Problem description
Only lines holding the word "true" are needed; copy each of them from the material.
---*---
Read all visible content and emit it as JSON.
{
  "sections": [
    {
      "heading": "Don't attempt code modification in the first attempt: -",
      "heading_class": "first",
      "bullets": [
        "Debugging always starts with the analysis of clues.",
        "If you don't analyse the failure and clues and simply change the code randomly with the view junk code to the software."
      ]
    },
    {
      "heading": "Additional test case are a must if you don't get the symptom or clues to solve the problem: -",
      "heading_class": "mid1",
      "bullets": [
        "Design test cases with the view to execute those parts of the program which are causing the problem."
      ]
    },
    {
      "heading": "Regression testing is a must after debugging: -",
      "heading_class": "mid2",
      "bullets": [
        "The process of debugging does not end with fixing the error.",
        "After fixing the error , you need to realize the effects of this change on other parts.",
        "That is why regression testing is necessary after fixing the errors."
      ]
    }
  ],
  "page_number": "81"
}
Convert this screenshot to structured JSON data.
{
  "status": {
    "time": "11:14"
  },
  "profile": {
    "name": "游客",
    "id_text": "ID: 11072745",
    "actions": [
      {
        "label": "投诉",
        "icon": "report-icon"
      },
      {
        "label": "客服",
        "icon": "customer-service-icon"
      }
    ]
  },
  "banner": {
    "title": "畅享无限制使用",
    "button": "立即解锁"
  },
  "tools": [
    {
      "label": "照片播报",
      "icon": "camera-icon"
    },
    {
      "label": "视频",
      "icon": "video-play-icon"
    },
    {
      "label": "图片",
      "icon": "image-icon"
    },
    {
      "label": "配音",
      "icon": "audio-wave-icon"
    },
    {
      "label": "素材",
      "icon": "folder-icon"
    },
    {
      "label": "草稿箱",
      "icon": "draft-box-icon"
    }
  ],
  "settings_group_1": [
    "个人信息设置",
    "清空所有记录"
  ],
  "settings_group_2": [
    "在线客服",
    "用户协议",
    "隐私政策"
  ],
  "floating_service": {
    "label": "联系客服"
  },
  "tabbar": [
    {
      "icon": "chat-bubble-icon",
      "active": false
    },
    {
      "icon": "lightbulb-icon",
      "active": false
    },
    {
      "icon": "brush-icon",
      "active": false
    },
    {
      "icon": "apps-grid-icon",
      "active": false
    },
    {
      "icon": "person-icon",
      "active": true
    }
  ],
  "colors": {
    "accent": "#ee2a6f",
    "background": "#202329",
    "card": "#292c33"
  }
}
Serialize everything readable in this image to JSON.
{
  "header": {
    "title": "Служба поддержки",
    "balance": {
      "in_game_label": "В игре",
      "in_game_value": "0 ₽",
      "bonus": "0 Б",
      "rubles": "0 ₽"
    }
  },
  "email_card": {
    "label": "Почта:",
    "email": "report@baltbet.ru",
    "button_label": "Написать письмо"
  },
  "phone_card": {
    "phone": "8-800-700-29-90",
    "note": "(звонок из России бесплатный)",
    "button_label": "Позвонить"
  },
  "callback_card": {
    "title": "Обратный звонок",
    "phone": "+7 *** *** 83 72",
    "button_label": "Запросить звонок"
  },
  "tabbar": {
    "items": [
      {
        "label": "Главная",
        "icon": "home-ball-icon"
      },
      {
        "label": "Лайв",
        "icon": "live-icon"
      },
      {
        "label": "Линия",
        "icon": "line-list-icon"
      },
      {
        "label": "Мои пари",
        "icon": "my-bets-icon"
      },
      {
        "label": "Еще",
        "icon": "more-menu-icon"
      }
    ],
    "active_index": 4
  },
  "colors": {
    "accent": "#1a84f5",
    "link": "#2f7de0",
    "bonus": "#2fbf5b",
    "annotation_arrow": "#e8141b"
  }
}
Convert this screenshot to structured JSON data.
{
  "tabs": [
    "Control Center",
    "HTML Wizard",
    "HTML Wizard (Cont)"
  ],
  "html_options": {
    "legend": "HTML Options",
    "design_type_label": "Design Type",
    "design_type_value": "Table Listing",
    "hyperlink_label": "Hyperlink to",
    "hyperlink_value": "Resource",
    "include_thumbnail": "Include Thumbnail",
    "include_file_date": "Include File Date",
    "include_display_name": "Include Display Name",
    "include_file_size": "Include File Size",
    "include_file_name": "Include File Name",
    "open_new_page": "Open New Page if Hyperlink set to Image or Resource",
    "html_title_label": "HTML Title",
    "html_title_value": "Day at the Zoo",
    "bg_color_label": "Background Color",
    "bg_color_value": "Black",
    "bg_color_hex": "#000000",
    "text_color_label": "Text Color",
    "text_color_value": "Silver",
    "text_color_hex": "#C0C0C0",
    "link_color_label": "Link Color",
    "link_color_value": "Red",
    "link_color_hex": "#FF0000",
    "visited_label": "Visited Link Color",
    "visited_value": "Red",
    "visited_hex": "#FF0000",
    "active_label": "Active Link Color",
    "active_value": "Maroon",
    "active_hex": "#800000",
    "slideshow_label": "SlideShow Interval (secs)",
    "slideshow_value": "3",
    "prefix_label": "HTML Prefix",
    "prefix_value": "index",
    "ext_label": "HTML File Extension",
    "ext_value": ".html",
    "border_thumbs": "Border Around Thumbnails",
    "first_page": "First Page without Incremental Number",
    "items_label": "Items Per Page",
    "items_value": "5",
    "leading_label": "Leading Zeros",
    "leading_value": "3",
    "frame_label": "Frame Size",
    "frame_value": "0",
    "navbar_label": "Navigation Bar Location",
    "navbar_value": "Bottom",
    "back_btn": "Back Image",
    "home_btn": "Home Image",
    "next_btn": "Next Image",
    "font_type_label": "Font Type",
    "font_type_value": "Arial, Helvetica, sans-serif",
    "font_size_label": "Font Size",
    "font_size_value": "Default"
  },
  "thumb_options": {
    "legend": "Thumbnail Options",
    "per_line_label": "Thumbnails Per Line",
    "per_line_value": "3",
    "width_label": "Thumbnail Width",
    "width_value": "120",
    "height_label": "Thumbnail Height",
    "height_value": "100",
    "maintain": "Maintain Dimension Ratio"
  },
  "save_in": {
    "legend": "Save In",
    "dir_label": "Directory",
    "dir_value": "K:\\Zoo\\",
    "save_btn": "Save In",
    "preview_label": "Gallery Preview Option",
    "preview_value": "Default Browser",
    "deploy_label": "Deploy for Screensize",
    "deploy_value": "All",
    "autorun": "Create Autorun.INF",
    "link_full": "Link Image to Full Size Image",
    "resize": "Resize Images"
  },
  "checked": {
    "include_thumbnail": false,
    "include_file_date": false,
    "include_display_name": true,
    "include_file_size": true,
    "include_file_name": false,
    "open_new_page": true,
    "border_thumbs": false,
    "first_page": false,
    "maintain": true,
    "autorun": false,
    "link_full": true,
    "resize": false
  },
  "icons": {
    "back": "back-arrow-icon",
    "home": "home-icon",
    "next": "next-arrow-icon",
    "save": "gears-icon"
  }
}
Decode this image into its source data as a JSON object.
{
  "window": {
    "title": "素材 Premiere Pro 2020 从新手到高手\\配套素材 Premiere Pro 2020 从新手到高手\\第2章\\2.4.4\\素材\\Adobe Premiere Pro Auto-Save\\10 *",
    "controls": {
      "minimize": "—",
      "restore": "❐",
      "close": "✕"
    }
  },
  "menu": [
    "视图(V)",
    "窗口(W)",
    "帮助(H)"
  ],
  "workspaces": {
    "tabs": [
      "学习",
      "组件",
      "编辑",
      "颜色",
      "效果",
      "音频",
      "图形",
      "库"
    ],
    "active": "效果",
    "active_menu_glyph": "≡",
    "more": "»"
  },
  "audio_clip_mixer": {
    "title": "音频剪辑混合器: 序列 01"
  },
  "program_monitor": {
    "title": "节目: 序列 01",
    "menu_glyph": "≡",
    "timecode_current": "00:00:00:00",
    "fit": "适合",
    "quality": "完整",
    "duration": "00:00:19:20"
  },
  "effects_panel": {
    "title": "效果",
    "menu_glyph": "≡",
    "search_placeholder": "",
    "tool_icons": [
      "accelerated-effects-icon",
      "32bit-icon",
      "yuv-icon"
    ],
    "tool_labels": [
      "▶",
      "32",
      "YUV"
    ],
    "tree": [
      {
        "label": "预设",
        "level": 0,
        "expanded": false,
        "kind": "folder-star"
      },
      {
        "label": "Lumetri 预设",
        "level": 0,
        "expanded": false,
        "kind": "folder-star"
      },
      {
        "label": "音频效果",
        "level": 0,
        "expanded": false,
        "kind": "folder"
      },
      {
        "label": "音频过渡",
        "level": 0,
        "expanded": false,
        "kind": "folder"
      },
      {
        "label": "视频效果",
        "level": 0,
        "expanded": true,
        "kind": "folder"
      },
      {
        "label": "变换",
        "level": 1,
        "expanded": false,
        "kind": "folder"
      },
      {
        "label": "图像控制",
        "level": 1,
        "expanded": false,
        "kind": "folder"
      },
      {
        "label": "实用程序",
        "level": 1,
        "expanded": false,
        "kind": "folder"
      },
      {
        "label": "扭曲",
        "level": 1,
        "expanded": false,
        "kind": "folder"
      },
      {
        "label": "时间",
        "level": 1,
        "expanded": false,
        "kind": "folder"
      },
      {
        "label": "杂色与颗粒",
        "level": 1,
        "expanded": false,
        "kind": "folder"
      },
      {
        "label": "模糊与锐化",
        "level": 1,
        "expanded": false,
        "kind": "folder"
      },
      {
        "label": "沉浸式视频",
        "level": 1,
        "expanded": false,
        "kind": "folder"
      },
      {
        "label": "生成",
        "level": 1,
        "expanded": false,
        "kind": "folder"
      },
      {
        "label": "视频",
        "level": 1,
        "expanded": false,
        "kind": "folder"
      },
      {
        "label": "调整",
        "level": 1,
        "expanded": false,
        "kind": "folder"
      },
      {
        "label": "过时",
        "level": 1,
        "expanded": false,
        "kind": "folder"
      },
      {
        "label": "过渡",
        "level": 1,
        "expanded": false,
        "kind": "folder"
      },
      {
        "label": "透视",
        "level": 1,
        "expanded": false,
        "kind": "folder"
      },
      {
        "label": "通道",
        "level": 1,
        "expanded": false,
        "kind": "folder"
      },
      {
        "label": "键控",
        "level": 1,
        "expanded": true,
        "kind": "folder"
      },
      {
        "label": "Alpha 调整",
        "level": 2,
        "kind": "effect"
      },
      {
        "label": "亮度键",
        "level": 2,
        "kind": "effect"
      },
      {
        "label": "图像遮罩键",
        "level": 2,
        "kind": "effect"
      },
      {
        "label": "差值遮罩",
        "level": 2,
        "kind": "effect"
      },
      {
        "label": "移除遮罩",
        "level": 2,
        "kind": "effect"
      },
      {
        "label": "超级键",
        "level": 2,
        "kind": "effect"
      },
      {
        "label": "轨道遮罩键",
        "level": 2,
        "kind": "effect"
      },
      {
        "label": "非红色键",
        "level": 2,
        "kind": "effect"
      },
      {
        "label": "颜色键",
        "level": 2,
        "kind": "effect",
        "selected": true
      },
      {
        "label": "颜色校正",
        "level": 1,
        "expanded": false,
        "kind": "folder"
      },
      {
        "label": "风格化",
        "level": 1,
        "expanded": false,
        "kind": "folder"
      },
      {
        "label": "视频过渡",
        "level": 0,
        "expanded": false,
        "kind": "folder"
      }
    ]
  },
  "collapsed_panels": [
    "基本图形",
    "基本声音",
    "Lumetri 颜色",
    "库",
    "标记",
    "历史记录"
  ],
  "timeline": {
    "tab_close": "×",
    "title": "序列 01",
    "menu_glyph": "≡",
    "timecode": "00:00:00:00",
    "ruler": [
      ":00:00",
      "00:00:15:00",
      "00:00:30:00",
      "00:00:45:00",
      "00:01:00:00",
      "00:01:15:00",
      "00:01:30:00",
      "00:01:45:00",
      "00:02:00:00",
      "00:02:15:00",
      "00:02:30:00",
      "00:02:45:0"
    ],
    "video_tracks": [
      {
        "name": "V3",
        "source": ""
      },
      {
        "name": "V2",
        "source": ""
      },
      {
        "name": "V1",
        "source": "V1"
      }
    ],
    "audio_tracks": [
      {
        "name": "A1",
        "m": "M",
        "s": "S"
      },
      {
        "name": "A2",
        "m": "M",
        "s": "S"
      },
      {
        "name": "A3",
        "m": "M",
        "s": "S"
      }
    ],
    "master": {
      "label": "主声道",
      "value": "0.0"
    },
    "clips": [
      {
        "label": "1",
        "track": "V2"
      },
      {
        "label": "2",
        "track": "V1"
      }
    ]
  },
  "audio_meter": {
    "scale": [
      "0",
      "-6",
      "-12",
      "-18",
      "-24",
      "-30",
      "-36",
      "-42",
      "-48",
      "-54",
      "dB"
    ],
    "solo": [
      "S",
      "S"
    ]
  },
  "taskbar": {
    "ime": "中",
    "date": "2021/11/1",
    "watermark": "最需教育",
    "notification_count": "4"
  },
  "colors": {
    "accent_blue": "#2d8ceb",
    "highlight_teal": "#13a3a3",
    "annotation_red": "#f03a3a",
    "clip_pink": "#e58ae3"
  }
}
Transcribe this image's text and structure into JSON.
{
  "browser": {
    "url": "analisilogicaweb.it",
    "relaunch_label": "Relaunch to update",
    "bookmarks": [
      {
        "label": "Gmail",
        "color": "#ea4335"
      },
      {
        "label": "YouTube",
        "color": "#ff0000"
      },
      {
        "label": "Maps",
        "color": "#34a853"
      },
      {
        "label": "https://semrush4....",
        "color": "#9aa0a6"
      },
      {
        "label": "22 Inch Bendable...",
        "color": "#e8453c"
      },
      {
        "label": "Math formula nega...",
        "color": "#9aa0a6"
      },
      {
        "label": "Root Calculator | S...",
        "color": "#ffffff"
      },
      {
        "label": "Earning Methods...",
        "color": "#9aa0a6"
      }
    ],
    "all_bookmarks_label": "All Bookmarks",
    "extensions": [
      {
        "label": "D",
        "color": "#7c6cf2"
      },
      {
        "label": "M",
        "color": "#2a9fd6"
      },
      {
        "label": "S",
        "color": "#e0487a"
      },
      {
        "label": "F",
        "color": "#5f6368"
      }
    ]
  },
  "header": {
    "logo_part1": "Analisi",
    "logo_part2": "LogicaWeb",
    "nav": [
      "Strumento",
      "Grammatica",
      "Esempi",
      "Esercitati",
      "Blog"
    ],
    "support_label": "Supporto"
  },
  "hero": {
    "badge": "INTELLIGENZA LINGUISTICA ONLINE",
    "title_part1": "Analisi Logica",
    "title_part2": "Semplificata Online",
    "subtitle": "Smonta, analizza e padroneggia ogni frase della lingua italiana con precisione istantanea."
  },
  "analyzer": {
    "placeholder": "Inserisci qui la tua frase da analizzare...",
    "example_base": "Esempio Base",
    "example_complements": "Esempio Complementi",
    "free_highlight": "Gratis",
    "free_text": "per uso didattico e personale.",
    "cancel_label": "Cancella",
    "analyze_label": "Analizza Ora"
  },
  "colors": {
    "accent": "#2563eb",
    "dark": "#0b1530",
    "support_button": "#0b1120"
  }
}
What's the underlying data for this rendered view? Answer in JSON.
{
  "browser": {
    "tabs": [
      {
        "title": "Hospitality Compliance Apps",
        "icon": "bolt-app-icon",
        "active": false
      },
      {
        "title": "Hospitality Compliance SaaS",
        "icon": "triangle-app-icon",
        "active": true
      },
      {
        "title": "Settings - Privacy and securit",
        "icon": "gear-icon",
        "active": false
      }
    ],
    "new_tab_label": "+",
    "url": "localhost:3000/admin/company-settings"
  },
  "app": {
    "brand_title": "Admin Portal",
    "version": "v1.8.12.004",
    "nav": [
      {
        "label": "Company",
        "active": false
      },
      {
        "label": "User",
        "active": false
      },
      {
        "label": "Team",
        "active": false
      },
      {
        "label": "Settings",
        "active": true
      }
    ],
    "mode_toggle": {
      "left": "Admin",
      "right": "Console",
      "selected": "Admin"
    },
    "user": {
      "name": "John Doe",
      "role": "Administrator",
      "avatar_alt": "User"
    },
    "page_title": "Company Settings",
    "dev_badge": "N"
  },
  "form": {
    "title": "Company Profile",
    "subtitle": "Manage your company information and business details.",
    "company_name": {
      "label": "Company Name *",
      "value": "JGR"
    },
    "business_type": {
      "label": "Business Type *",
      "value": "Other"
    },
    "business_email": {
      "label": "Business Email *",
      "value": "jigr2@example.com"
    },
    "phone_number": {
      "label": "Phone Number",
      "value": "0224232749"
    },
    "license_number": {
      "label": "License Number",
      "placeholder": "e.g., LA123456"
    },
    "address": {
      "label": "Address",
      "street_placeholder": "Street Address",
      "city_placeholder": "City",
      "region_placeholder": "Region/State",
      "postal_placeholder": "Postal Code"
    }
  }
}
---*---
Exercise response
      "active": true
    "include_display_name": true,
    "include_file_size": true,
    "open_new_page": true,
    "maintain": true,
    "link_full": true,
        "expanded": true,
        "expanded": true,
        "selected": true
        "active": true
        "active": true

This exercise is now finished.